Creating and maintaining a support network for yourself or someone with suicidal ideations is an incredibly important step forward. Hopelessness can be all encompassing and make it difficult to ask for help. Feelings of guilt, shame or worry of being a burden often stop us from reaching out. But community and meaningful relationships are what sustain us.
Checking in with loved ones who are suffering from depression can go a long way. To offer a gesture even as small as a gentle “how are you feeling?” can be more helpful than you’d think. Lend an ear without judgement and start by asking how their day is going. It sounds simple, but is a great starting point and can be incredibly powerful.
Speaking Up for Those Who Suffer in Silence
A central tenet of suicide prevention month is coming together to advocate for better services and access to mental health care. Although discussion around suicide and depression is more widely accepted today than in the past, there is still a long way to go in shifting the perception of the public.
Let us use the month of September as a catalyst for change in public policy, increased mental health coverage in insurance plans and improved access to support services in underserved communities. The first step is opening up the conversation and informing those who may be unfamiliar or at first unwilling to ponder these difficult subjects. Together, we can break through the stigmas and provide help to those who need it.
Safety and Prevention
In 2019, 50% of suicides were carried out with firearms. For those that are in a particularly volatile state, limiting their access to lethal means is often an important and necessary action to take. Doing so has shown to decrease the rates of suicide by that method as well as suicide overall.
There is Hope
Suicide is no easy topic, though it is more prevalent in our society today than ever before. Between 1999 and 2019, suicide rates in the US have increased by 33%. However, we can take steps toward broader awareness, understanding and compassion for ourselves and others. More than 90% of people who survive a suicide attempt do not end up dying from suicide in the future. States of mind can be altered, communities can be strengthened, and the discovery of new purpose can be fostered. There is hope.
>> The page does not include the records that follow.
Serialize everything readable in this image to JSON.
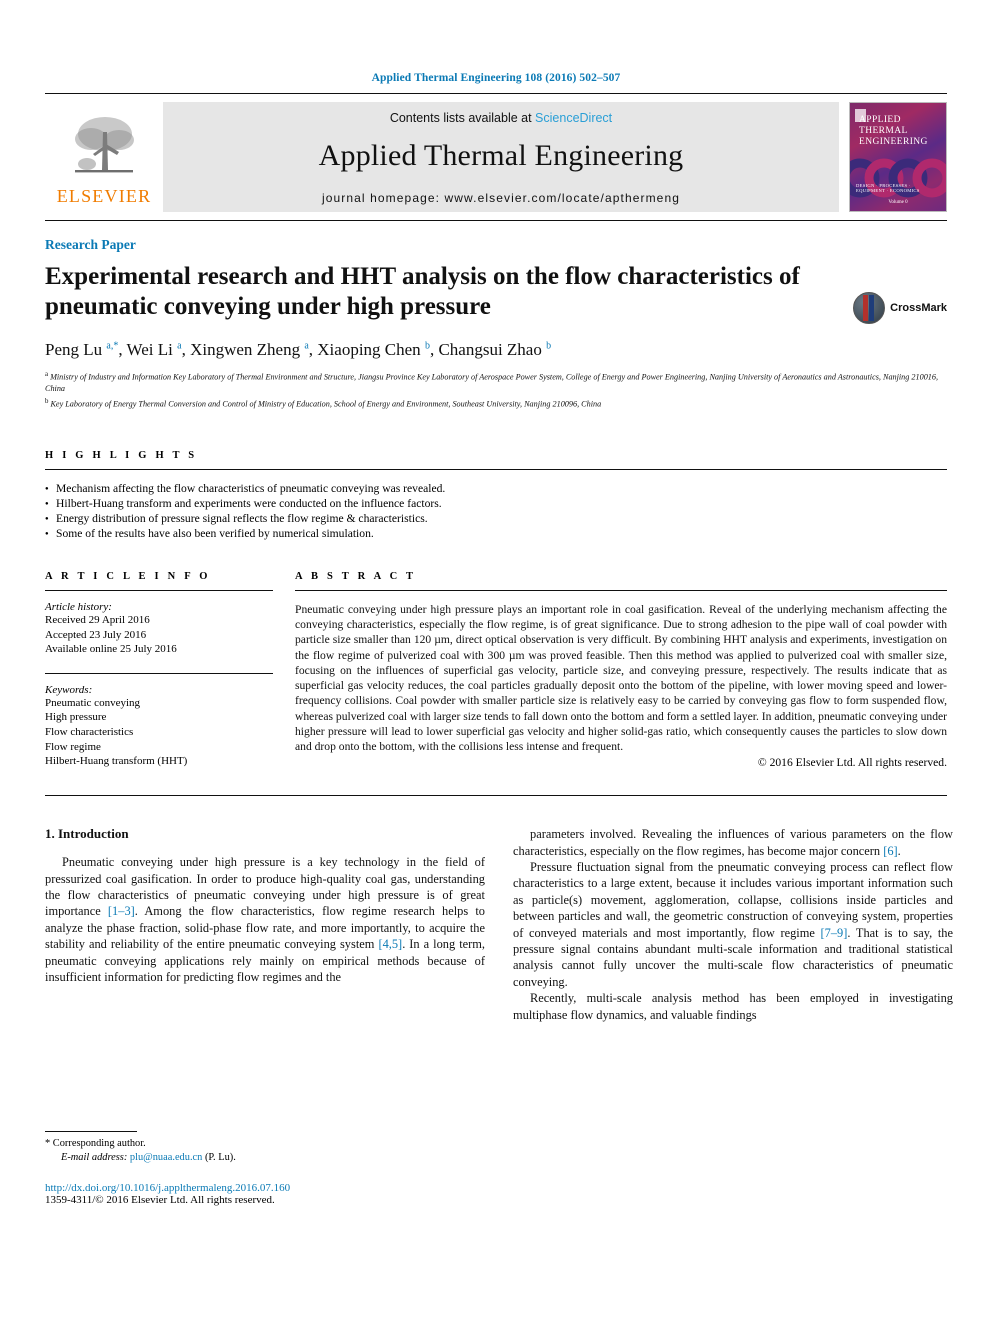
{
  "running_head": "Applied Thermal Engineering 108 (2016) 502–507",
  "masthead": {
    "publisher": "ELSEVIER",
    "contents_prefix": "Contents lists available at ",
    "contents_link": "ScienceDirect",
    "journal_name": "Applied Thermal Engineering",
    "homepage": "journal homepage: www.elsevier.com/locate/apthermeng",
    "cover": {
      "line1": "APPLIED",
      "line2": "THERMAL",
      "line3": "ENGINEERING",
      "footer": "DESIGN · PROCESSES · EQUIPMENT · ECONOMICS",
      "volume": "Volume 0"
    }
  },
  "article": {
    "type": "Research Paper",
    "title": "Experimental research and HHT analysis on the flow characteristics of pneumatic conveying under high pressure",
    "crossmark_label": "CrossMark",
    "authors_html": "Peng Lu <sup>a,*</sup>, Wei Li <sup>a</sup>, Xingwen Zheng <sup>a</sup>, Xiaoping Chen <sup>b</sup>, Changsui Zhao <sup>b</sup>",
    "affiliations": [
      "a Ministry of Industry and Information Key Laboratory of Thermal Environment and Structure, Jiangsu Province Key Laboratory of Aerospace Power System, College of Energy and Power Engineering, Nanjing University of Aeronautics and Astronautics, Nanjing 210016, China",
      "b Key Laboratory of Energy Thermal Conversion and Control of Ministry of Education, School of Energy and Environment, Southeast University, Nanjing 210096, China"
    ]
  },
  "highlights": {
    "label": "H I G H L I G H T S",
    "items": [
      "Mechanism affecting the flow characteristics of pneumatic conveying was revealed.",
      "Hilbert-Huang transform and experiments were conducted on the influence factors.",
      "Energy distribution of pressure signal reflects the flow regime & characteristics.",
      "Some of the results have also been verified by numerical simulation."
    ]
  },
  "article_info": {
    "label": "A R T I C L E   I N F O",
    "history_label": "Article history:",
    "history": [
      "Received 29 April 2016",
      "Accepted 23 July 2016",
      "Available online 25 July 2016"
    ],
    "keywords_label": "Keywords:",
    "keywords": [
      "Pneumatic conveying",
      "High pressure",
      "Flow characteristics",
      "Flow regime",
      "Hilbert-Huang transform (HHT)"
    ]
  },
  "abstract": {
    "label": "A B S T R A C T",
    "text": "Pneumatic conveying under high pressure plays an important role in coal gasification. Reveal of the underlying mechanism affecting the conveying characteristics, especially the flow regime, is of great significance. Due to strong adhesion to the pipe wall of coal powder with particle size smaller than 120 µm, direct optical observation is very difficult. By combining HHT analysis and experiments, investigation on the flow regime of pulverized coal with 300 µm was proved feasible. Then this method was applied to pulverized coal with smaller size, focusing on the influences of superficial gas velocity, particle size, and conveying pressure, respectively. The results indicate that as superficial gas velocity reduces, the coal particles gradually deposit onto the bottom of the pipeline, with lower moving speed and lower-frequency collisions. Coal powder with smaller particle size is relatively easy to be carried by conveying gas flow to form suspended flow, whereas pulverized coal with larger size tends to fall down onto the bottom and form a settled layer. In addition, pneumatic conveying under higher pressure will lead to lower superficial gas velocity and higher solid-gas ratio, which consequently causes the particles to slow down and drop onto the bottom, with the collisions less intense and frequent.",
    "copyright": "© 2016 Elsevier Ltd. All rights reserved."
  },
  "body": {
    "section_heading": "1. Introduction",
    "left_paragraphs": [
      {
        "pre": "Pneumatic conveying under high pressure is a key technology in the field of pressurized coal gasification. In order to produce high-quality coal gas, understanding the flow characteristics of pneumatic conveying under high pressure is of great importance ",
        "ref1": "[1–3]",
        "mid": ". Among the flow characteristics, flow regime research helps to analyze the phase fraction, solid-phase flow rate, and more importantly, to acquire the stability and reliability of the entire pneumatic conveying system ",
        "ref2": "[4,5]",
        "post": ". In a long term, pneumatic conveying applications rely mainly on empirical methods because of insufficient information for predicting flow regimes and the"
      }
    ],
    "right_paragraphs": [
      {
        "pre": "parameters involved. Revealing the influences of various parameters on the flow characteristics, especially on the flow regimes, has become major concern ",
        "ref1": "[6]",
        "post": "."
      },
      {
        "pre": "Pressure fluctuation signal from the pneumatic conveying process can reflect flow characteristics to a large extent, because it includes various important information such as particle(s) movement, agglomeration, collapse, collisions inside particles and between particles and wall, the geometric construction of conveying system, properties of conveyed materials and most importantly, flow regime ",
        "ref1": "[7–9]",
        "post": ". That is to say, the pressure signal contains abundant multi-scale information and traditional statistical analysis cannot fully uncover the multi-scale flow characteristics of pneumatic conveying."
      },
      {
        "pre": "Recently, multi-scale analysis method has been employed in investigating multiphase flow dynamics, and valuable findings",
        "ref1": "",
        "post": ""
      }
    ]
  },
  "footnotes": {
    "corresponding": "* Corresponding author.",
    "email_label": "E-mail address:",
    "email": "plu@nuaa.edu.cn",
    "email_suffix": "(P. Lu).",
    "doi": "http://dx.doi.org/10.1016/j.applthermaleng.2016.07.160",
    "issn": "1359-4311/© 2016 Elsevier Ltd. All rights reserved."
  },
  "colors": {
    "link": "#0b7ab5",
    "elsevier_orange": "#f07c00",
    "sciencedirect": "#2a9fd6"
  }
}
Change is possible and so is viewing life in a different, more positive light.
If you find yourself facing challenges that have you feeling overwhelmed or cause you to think about hurting yourself, please don’t hesitate to reach out to one of our caring professionals at Families, Inc. Give us a call or visit us at one of our 11 local clinics in Arkansas. Together, we can help you enjoy a healthier, happier life.